#### Available data
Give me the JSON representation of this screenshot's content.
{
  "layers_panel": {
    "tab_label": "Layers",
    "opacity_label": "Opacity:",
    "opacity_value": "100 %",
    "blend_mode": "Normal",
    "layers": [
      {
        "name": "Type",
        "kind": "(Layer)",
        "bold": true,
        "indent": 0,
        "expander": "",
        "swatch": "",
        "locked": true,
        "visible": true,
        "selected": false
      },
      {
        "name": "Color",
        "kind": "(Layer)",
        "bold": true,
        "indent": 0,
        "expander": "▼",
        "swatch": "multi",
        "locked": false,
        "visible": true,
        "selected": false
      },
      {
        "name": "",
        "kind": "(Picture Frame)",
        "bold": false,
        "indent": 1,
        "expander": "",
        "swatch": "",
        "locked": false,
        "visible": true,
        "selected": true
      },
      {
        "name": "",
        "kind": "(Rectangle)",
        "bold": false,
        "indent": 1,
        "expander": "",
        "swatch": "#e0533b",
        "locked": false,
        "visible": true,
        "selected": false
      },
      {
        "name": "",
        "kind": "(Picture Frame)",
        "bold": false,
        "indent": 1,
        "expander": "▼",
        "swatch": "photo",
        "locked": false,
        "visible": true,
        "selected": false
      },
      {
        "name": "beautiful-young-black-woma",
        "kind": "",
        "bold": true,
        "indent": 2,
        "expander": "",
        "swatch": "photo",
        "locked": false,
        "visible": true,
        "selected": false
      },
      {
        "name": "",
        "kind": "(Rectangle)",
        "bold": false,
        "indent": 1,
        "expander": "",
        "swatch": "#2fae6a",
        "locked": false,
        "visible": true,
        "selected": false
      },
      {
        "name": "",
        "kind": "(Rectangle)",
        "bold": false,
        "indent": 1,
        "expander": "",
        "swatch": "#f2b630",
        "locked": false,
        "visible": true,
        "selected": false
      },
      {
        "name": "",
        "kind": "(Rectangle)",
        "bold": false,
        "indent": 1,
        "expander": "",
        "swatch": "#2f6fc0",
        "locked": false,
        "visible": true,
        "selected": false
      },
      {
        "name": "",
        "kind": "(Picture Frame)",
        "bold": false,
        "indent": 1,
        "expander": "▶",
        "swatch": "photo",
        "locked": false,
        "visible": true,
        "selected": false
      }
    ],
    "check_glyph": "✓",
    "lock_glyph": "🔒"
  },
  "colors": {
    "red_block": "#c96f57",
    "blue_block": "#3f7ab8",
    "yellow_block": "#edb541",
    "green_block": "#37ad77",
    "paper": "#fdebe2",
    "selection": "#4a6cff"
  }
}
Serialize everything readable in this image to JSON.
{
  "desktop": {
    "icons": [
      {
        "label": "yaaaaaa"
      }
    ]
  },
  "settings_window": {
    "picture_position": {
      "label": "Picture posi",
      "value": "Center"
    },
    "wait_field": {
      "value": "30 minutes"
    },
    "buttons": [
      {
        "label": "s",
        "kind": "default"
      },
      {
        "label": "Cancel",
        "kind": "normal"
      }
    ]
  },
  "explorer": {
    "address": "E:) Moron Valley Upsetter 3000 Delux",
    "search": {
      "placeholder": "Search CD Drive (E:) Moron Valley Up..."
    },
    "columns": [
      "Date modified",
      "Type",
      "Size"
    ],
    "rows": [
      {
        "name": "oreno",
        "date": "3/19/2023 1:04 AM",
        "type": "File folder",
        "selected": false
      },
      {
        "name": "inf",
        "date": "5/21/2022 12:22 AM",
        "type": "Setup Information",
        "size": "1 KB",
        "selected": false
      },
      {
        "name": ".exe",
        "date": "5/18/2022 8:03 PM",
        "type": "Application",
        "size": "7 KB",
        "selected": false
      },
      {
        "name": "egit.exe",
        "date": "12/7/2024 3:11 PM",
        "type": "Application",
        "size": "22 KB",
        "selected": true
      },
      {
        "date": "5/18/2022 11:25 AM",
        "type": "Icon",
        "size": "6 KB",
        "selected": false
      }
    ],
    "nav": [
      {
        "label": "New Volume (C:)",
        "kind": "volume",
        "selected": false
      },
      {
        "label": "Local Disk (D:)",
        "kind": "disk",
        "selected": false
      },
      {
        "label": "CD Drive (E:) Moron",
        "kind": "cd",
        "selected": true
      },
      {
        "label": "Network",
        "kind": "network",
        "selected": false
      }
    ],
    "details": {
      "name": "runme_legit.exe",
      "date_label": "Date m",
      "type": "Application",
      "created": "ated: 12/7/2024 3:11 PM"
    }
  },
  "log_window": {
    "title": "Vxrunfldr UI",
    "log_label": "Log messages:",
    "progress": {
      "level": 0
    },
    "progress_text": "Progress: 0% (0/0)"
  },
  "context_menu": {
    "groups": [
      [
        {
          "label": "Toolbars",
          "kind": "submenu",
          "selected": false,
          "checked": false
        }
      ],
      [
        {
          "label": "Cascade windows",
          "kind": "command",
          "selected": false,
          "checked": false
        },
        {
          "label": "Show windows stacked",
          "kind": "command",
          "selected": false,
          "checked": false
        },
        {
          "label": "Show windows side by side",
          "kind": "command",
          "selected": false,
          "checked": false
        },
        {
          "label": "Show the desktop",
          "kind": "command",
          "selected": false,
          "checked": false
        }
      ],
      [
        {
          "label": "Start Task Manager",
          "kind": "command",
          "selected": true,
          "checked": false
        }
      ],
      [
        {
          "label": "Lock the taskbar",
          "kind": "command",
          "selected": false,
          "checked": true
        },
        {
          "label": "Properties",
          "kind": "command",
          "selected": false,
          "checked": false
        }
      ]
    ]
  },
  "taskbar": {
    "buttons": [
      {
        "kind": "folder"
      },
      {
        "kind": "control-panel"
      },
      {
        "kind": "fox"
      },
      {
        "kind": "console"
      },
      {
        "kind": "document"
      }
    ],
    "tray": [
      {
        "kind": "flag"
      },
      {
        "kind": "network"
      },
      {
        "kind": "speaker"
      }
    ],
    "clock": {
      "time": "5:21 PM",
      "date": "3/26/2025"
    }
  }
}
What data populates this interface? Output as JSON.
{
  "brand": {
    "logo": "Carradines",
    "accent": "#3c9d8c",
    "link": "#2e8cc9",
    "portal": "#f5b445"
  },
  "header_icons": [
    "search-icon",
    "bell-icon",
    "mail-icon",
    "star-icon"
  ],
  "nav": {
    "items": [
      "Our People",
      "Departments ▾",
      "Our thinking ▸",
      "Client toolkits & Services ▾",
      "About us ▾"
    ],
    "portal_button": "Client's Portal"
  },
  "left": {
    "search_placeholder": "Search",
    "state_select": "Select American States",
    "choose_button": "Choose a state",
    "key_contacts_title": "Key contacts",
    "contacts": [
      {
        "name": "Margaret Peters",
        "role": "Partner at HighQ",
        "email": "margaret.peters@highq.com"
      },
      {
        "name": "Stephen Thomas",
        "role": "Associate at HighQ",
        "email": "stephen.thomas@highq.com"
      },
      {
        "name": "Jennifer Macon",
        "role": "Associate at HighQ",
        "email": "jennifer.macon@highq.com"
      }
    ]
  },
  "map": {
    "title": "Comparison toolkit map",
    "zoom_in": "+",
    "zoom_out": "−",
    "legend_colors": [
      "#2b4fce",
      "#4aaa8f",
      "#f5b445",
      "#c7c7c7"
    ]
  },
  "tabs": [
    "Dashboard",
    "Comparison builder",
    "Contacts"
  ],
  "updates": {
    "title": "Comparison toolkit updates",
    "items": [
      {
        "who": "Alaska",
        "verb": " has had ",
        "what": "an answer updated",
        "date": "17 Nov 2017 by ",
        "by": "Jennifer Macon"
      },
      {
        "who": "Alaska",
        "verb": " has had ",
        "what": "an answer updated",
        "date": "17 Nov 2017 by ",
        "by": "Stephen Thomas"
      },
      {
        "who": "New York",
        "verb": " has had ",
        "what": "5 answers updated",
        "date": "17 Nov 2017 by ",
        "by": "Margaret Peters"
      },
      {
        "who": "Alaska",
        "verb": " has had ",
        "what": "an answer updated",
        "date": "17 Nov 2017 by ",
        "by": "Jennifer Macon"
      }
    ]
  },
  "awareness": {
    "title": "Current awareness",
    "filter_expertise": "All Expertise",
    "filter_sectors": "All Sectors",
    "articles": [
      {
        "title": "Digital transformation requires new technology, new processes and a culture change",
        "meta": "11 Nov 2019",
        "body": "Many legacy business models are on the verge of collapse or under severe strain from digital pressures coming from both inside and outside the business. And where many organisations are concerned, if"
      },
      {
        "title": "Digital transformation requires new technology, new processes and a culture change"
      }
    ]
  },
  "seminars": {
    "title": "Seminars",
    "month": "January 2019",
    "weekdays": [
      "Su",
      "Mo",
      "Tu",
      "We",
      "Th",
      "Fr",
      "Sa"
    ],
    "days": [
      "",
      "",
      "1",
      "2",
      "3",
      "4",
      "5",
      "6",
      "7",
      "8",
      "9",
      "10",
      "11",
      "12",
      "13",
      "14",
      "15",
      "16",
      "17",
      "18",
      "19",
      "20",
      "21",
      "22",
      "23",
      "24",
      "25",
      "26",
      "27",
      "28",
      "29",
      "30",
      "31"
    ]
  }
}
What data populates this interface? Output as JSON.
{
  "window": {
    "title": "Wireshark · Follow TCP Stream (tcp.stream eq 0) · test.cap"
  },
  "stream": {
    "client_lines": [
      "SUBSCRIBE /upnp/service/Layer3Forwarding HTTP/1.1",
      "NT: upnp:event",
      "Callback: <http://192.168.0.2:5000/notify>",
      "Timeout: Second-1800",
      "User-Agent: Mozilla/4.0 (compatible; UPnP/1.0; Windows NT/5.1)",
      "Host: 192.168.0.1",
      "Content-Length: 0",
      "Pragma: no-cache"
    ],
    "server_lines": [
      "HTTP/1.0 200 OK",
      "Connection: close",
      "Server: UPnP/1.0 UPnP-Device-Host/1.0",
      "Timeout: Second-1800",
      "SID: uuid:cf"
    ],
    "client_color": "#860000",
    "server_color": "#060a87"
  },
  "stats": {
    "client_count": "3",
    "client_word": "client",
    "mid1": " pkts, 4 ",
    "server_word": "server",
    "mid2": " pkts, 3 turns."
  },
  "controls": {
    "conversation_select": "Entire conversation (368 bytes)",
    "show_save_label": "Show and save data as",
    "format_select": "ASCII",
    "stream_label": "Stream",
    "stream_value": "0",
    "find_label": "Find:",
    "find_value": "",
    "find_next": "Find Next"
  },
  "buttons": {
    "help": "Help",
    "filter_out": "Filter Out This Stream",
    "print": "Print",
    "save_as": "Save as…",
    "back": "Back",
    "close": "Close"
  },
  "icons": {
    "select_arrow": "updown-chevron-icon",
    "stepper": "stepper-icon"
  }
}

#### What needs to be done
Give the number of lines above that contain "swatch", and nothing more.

#### Exercise output
10